Groundbreaking Safety PLC Speeds and Simplifies Safety Engineering for Complex Control Projects
ABB Inc. Posted 11/05/2013* special features simplify complex motion-related applications including wind power, cranes, hoists and robotics
New Berlin, WI --- ABB has launched a new safety PLC offering exceptionally flexible and powerful programming facilities that speed and simplify the development of safe control solutions for the most complex control applications. The safety PLC - the AC500-S - is a new addition to ABB's well-known AC500 PLC range and features a dual processor architecture that complies with SIL3/PL e functional safety levels.

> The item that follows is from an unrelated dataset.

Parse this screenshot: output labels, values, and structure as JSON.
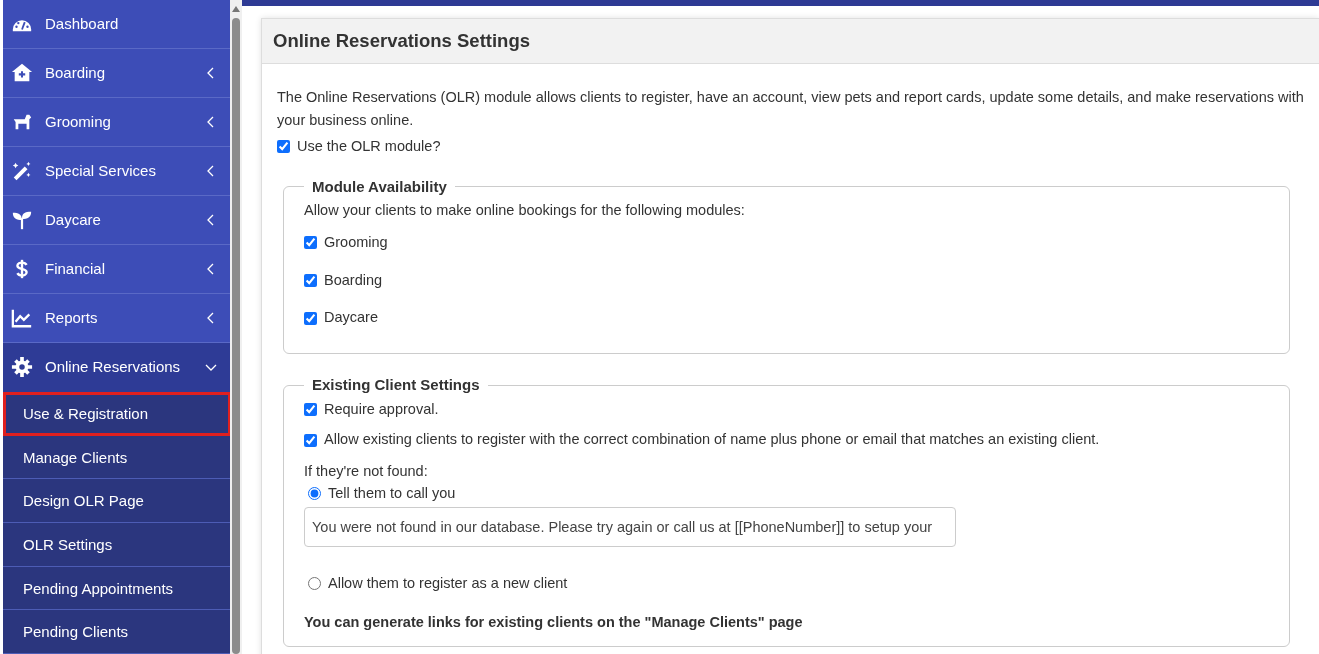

Prior to commercial release, the new controller has been extensively field tested over three years in some 10 pilot applications including different types of cranes, mining hoists, automatic guided vehicles, and robotics.
Among many pioneering features for the safety PLC market segment, ABB's new AC500-S includes support for Structured Text (ST) programming - in addition to conventional graphical function block diagram (FBD) and ladder diagram (LD) software. This provides users with a high level programming approach that can greatly simplify the development of solutions for sophisticated applications requiring complex algorithms and mathematics. The feature is complemented by the inclusion of a powerful suite of functions for trigonometric calculations, including COS, SIN, TAN, ASIN, ACOS and LOG. The mathematical capability is ideal for ensuring safe control of movement in applications involving complex kinematics - such as on cranes, hoists and manipulators.
Existing AC500 PLC users can convert to safety PLC architectures, and start programming applications very easily using the new PLC. This is because ABB already includes support for the safety PLC programming in its CODESYS-based integrated development environments for control, motion, robotics and HMI. The new safety PLC hardware also shares the same look and feel as ABB's standard AC500 PLC family for non-safety applications, as well as identical dimensions to standard ABB CPU and I/O modules, and the same mounting and wiring scheme. Both types of modules may be mixed in the same PLC, allowing it to perform both safety and non-safety functions. This can reduce the complexity and cost of many projects, and open up new options for applications such as direct variable mapping and data exchange between safety and non-safety elements of the control system.
To support the development of safety related applications, ABB has developed its own safety code analyzer tool, SCA, to verify the safety programming rules or guidelines according to IEC 61508-3 under FBD, LD and ST. This powerful tool - believed to be an industry first - has been certified by TÜV SÜD, who subjected the software to stringent tests. The results are documented in a technical report, which verifies the analyzer’s features, compliance with standards, and performance in terms of syntax analysis of safety application source code. A valuable side effect is PLC code that is more reliable, better structured, and more easily readable, which contributes to lower certification effort and post-release maintenance costs. Lower costs and faster development are further aided by the AC500-S safety programming editor's support for the well-known PLCopen Safety Library - which includes all the standardized function blocks used in safety applications such as E-Stop, Mode Selector, Two-Hand-Control, etc. AC500-S additionally supports the entire range of IEC data types, giving programmers much greater flexibility.
Unlike some safety PLCs on the market, ABB's AC500-S Safety PLC has a separate safety processor. The Safety CPU can be configured to work even if the non-safety processor is in STOP or maintenance mode, or during an online change. The dual processor architecture means that users can easily upgrade the performance of a safety PLC during its lifecycle by plugging in a faster non-safety CPU module. ABB offers a choice of SIL3/PL e certified safety I/O modules including digital input and outputs, and a dedicated analog current input module covering the 0-20 mA (or 4-20 mA) range. The latter module makes it possible to measure parameters such as pressure, temperature, position and torque on applications directly - without any need for A/D conversion or proprietary electronics. This can simplify the implementation of a wide range of safety-related machinery control applications such as braking systems in hoists and lifting equipment, to positioning systems and temperature control on cranes, and selective shutdown systems on wind power turbines.
To simplify system design, safety-related control modules may be installed as part of the main PLC solution, or be sited in a remote I/O rack linked using the PROFINET/PROFIsafe protocol. Network-connected control systems like this save cabling and assembly costs, and avoid problems with interference. Moreover, ABB's I/O modules include integral power supplies, reducing hardware costs and space requirements compared to some other PLC vendor approaches.
One other valuable option for safety related control system designers, is the availability of safety PLC modules in ABB's renowned XC 'extreme conditions' variants. This option allows users to configure functional safety PLC solutions that are also ruggedized and suitable for operating in harsh conditions and extreme climates - as are commonly found on crane, winch and wind power applications for instance.
More information: www.abb.com/plc
Christopher Stamas or Patrice Belec